- Pan-sear: Heat a cast-iron or heavy-bottomed skillet over high heat until smoking hot. Add a tablespoon of oil or butter and swirl it around. Place the steak in the skillet and cook for 2-3 minutes per side for medium-rare, or 4-5 minutes per side for medium, basting it with the hot fat. Let the steak rest for 5 minutes before slicing.
- Roast: Preheat your oven to 400°F (200°C). Place the steak on a roasting rack and cook for 10-15 minutes for medium-rare, or 15-20 minutes for medium, depending on the thickness. Let the steak rest for 5 minutes before slicing.
- Sous-vide (advanced): If you have a sous-vide machine, you can cook your venison steak to perfection by vacuum-sealing it with herbs, spices, and butter, and cooking it in a water bath at a precise temperature for 1-2 hours. Finish the steak on a hot skillet or grill for a crispy sear.
Serving the Steak
After cooking your venison steak, it’s important to serve it in the right way to enhance its flavor and texture. Here are some serving tips:
- Rest it: As mentioned before, let the steak rest for 5 minutes before slicing it, to allow the juices to redistribute and the fibers to relax.
- Slice it thin: To make the steak easier to eat and more tender, slice it against the grain, or perpendicular to the fibers.
- Add a sauce: Venison pairs well with fruity, sweet, or tangy sauces like cranberry, blueberry, currant, cherry, or balsamic reduction. You can also add a dollop of butter or herb butter on top of the steak.
- Pair it with sides: Venison steak goes well with roasted vegetables, potatoes, wild rice, or quinoa. You can also serve it with a salad or a creamy soup as a starter.
Mistakes to Avoid
To avoid ruining your venison steak, here are some common mistakes to avoid:
- Overcooking it: Venison is a lean and low-fat meat, so it can dry out easily if overcooked. Keep an eye on the doneness and remove the steak from the heat when it’s still slightly pink in the center.
- Skipping the marinade: Venison can be tough and gamy if not marinated or seasoned properly. Take the time to prepare your steak in advance and infuse it with flavor and tenderness.
- Using too much salt: Venison is naturally salty, so avoid adding too much salt to the steak, or it might become overpowering.
- Not resting it: Resting the steak is crucial to allow it to reabsorb the juices and reach a perfect texture. Don’t cut into it right away.
Venison steak may seem like a daunting challenge, but with the right knowledge and techniques, anyone can prepare a mouthwatering and healthy meal for themselves or their loved ones. Remember to choose the right cut, prepare it properly, season it carefully, cook it to perfection, and serve it with style. Happy cooking!

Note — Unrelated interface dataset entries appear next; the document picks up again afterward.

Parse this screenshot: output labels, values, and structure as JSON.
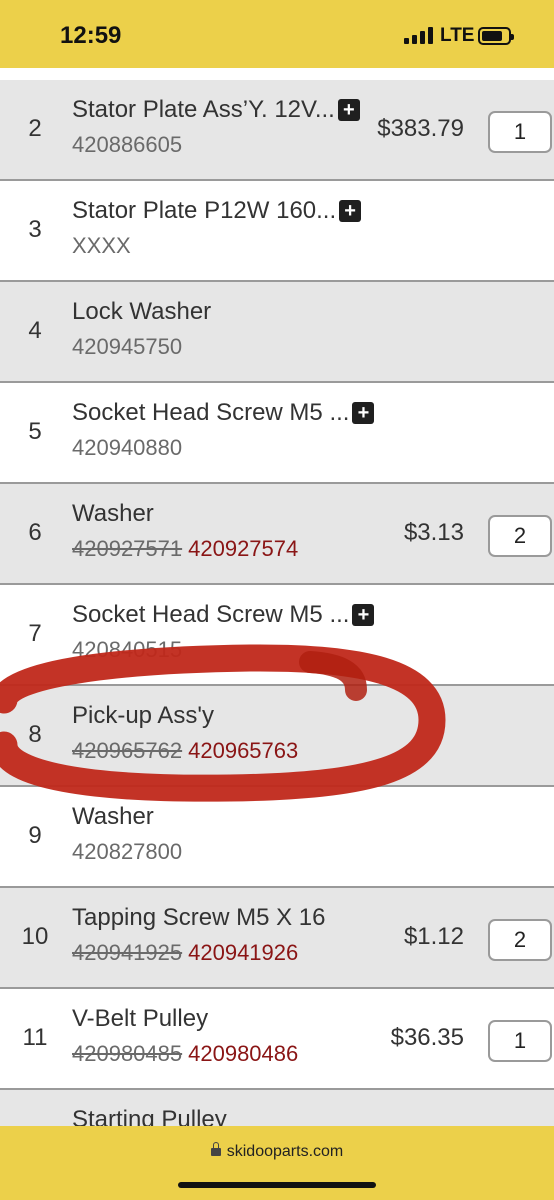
{
  "status_bar": {
    "time": "12:59",
    "network": "LTE"
  },
  "parts": [
    {
      "num": "2",
      "name": "Stator Plate Ass’Y. 12V...",
      "has_plus": true,
      "part_number": "420886605",
      "part_number_new": "",
      "price": "$383.79",
      "qty": "1",
      "shade": "gray"
    },
    {
      "num": "3",
      "name": "Stator Plate P12W 160...",
      "has_plus": true,
      "part_number": "XXXX",
      "part_number_new": "",
      "price": "",
      "qty": "",
      "shade": "white"
    },
    {
      "num": "4",
      "name": "Lock Washer",
      "has_plus": false,
      "part_number": "420945750",
      "part_number_new": "",
      "price": "",
      "qty": "",
      "shade": "gray"
    },
    {
      "num": "5",
      "name": "Socket Head Screw M5 ...",
      "has_plus": true,
      "part_number": "420940880",
      "part_number_new": "",
      "price": "",
      "qty": "",
      "shade": "white"
    },
    {
      "num": "6",
      "name": "Washer",
      "has_plus": false,
      "part_number": "420927571",
      "part_number_new": "420927574",
      "price": "$3.13",
      "qty": "2",
      "shade": "gray"
    },
    {
      "num": "7",
      "name": "Socket Head Screw M5 ...",
      "has_plus": true,
      "part_number": "420840515",
      "part_number_new": "",
      "price": "",
      "qty": "",
      "shade": "white"
    },
    {
      "num": "8",
      "name": "Pick-up Ass'y",
      "has_plus": false,
      "part_number": "420965762",
      "part_number_new": "420965763",
      "price": "",
      "qty": "",
      "shade": "gray"
    },
    {
      "num": "9",
      "name": "Washer",
      "has_plus": false,
      "part_number": "420827800",
      "part_number_new": "",
      "price": "",
      "qty": "",
      "shade": "white"
    },
    {
      "num": "10",
      "name": "Tapping Screw M5 X 16",
      "has_plus": false,
      "part_number": "420941925",
      "part_number_new": "420941926",
      "price": "$1.12",
      "qty": "2",
      "shade": "gray"
    },
    {
      "num": "11",
      "name": "V-Belt Pulley",
      "has_plus": false,
      "part_number": "420980485",
      "part_number_new": "420980486",
      "price": "$36.35",
      "qty": "1",
      "shade": "white"
    },
    {
      "num": "",
      "name": "Starting Pulley",
      "has_plus": false,
      "part_number": "",
      "part_number_new": "",
      "price": "",
      "qty": "",
      "shade": "gray"
    }
  ],
  "browser": {
    "url": "skidooparts.com"
  },
  "colors": {
    "bars": "#ecd04a",
    "annotation": "#c0281a",
    "new_part_number": "#8a1515",
    "row_gray": "#e6e6e6"
  },
  "icons": {
    "plus": "plus-box-icon",
    "lock": "lock-icon"
  }
}
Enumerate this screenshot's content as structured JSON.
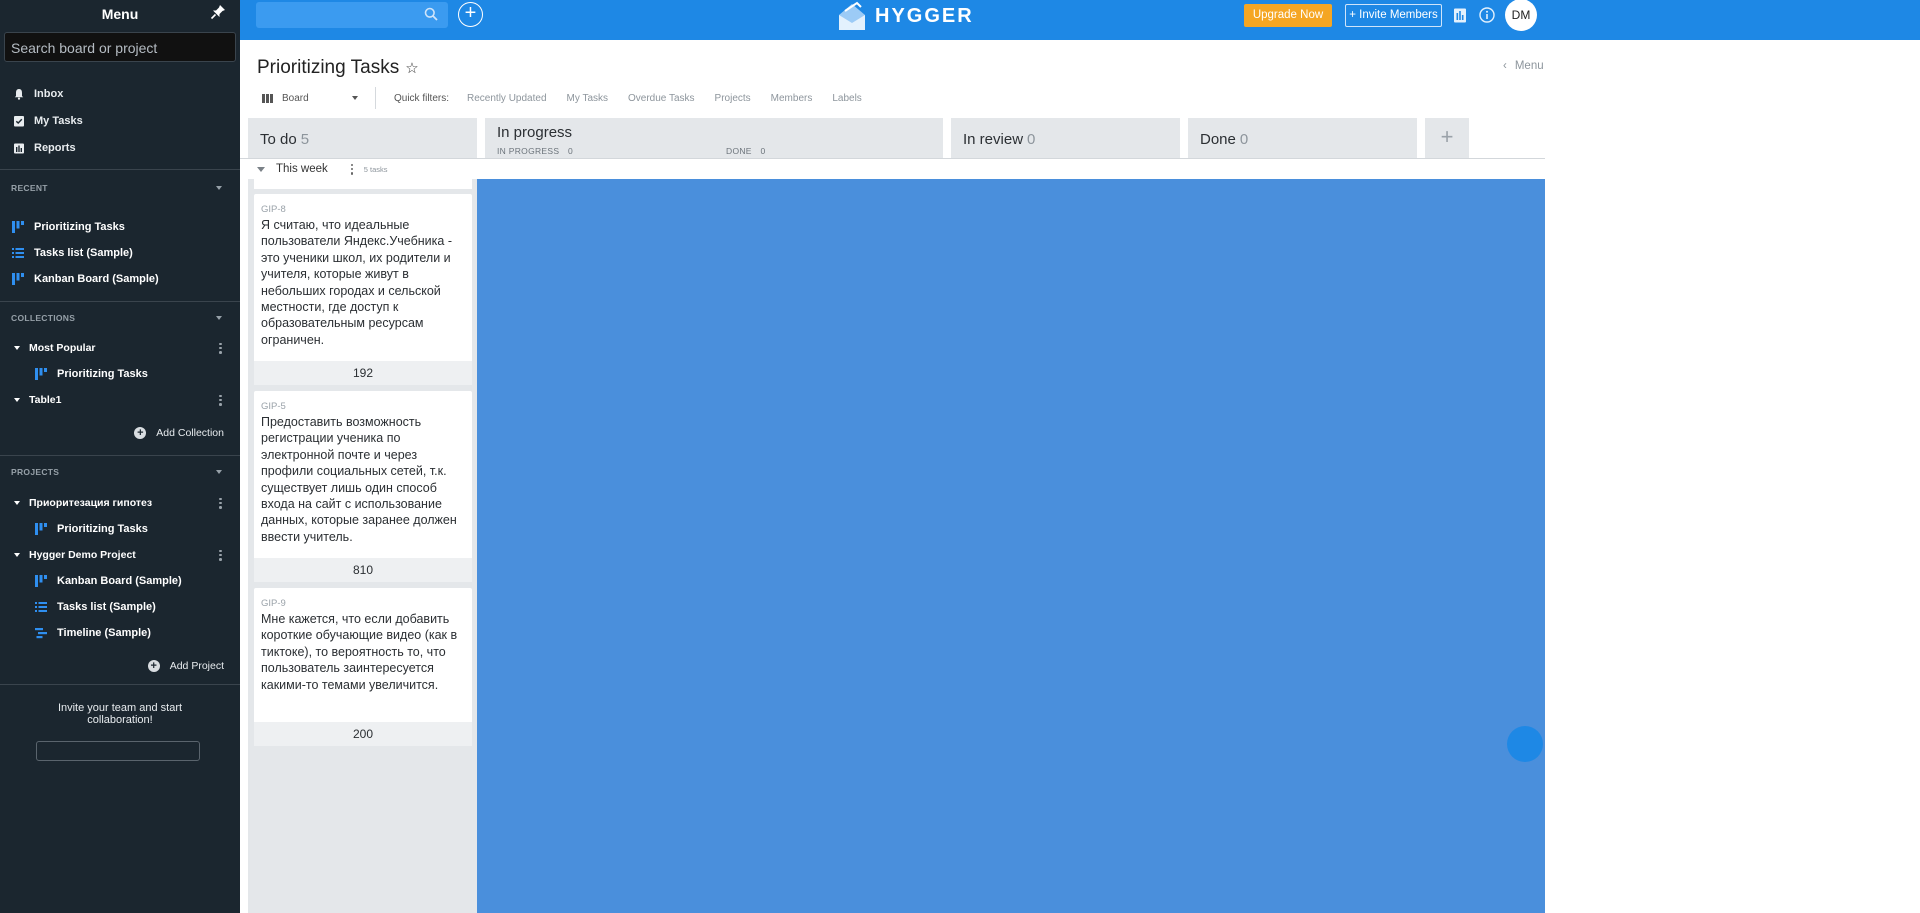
{
  "sidebar": {
    "title": "Menu",
    "search_placeholder": "Search board or project",
    "nav": [
      {
        "label": "Inbox",
        "icon": "bell-icon"
      },
      {
        "label": "My Tasks",
        "icon": "task-check-icon"
      },
      {
        "label": "Reports",
        "icon": "reports-icon"
      }
    ],
    "recent": {
      "header": "RECENT",
      "items": [
        {
          "label": "Prioritizing Tasks",
          "icon": "board-icon"
        },
        {
          "label": "Tasks list (Sample)",
          "icon": "list-icon"
        },
        {
          "label": "Kanban Board (Sample)",
          "icon": "board-icon"
        }
      ]
    },
    "collections": {
      "header": "COLLECTIONS",
      "groups": [
        {
          "label": "Most Popular",
          "items": [
            {
              "label": "Prioritizing Tasks",
              "icon": "board-icon"
            }
          ]
        },
        {
          "label": "Table1",
          "items": []
        }
      ],
      "add_label": "Add Collection"
    },
    "projects": {
      "header": "PROJECTS",
      "groups": [
        {
          "label": "Приоритезация гипотез",
          "items": [
            {
              "label": "Prioritizing Tasks",
              "icon": "board-icon"
            }
          ]
        },
        {
          "label": "Hygger Demo Project",
          "items": [
            {
              "label": "Kanban Board (Sample)",
              "icon": "board-icon"
            },
            {
              "label": "Tasks list (Sample)",
              "icon": "list-icon"
            },
            {
              "label": "Timeline (Sample)",
              "icon": "timeline-icon"
            }
          ]
        }
      ],
      "add_label": "Add Project"
    },
    "invite_text": "Invite your team and start collaboration!"
  },
  "topbar": {
    "logo_text": "HYGGER",
    "upgrade_label": "Upgrade Now",
    "invite_label": "+ Invite Members",
    "avatar_initials": "DM",
    "colors": {
      "bar": "#1e88e5",
      "upgrade": "#f5a623"
    }
  },
  "board": {
    "title": "Prioritizing Tasks",
    "menu_label": "Menu",
    "view_label": "Board",
    "quick_filters_label": "Quick filters:",
    "quick_filters": [
      "Recently Updated",
      "My Tasks",
      "Overdue Tasks",
      "Projects",
      "Members",
      "Labels"
    ],
    "columns": [
      {
        "title": "To do",
        "count": "5"
      },
      {
        "title": "In progress",
        "sub": [
          {
            "label": "IN PROGRESS",
            "count": "0"
          },
          {
            "label": "DONE",
            "count": "0"
          }
        ]
      },
      {
        "title": "In review",
        "count": "0"
      },
      {
        "title": "Done",
        "count": "0"
      }
    ],
    "swimlane": {
      "label": "This week",
      "count_label": "5 tasks"
    },
    "cards": [
      {
        "id": "GIP-8",
        "text": "Я считаю, что идеальные пользователи Яндекс.Учебника - это ученики школ, их родители и учителя, которые живут в небольших городах и сельской местности, где доступ к образовательным ресурсам ограничен.",
        "score": "192"
      },
      {
        "id": "GIP-5",
        "text": "Предоставить возможность регистрации ученика по электронной почте и через профили социальных сетей, т.к. существует лишь один способ входа на сайт с использование данных, которые заранее должен ввести учитель.",
        "score": "810"
      },
      {
        "id": "GIP-9",
        "text": "Мне кажется, что если добавить короткие обучающие видео (как в тиктоке), то вероятность то, что пользователь заинтересуется какими-то темами увеличится.",
        "score": "200"
      }
    ]
  }
}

Table of Contents:
- Choosing the Right Cut
- Preparing the Steak
- Cooking the Steak
- Serving the Steak
- Mistakes to Avoid
What is the best cooking method for venison steak?
It depends on the cut and thickness of the steak, but generally grilling, broiling, or pan-searing are the best methods to cook venison steak. You can also roast or sous-vide it for more texture and flavor.
How do you know if venison steak is cooked?
The best way to know if venison steak is cooked is to use a meat thermometer and check the internal temperature. For medium-rare, it should be around 135°F (57°C), and for medium, it should be around 145°F (63°C). You can also check the doneness by pressing the steak gently with your finger. If it’s soft, it’s rare, if it’s slightly springy, it’s medium, and if it’s firm, it’s well done.
Can you eat venison steak rare?
Yes, you can eat venison steak rare, as long as it has been handled and cooked properly to avoid any foodborne illnesses. Venison is lower in fat and bacteria than beef, so it can be cooked to a lower temperature without any risks. However, if you’re not used to rare meat, you might find the texture and flavor too gamey or tough.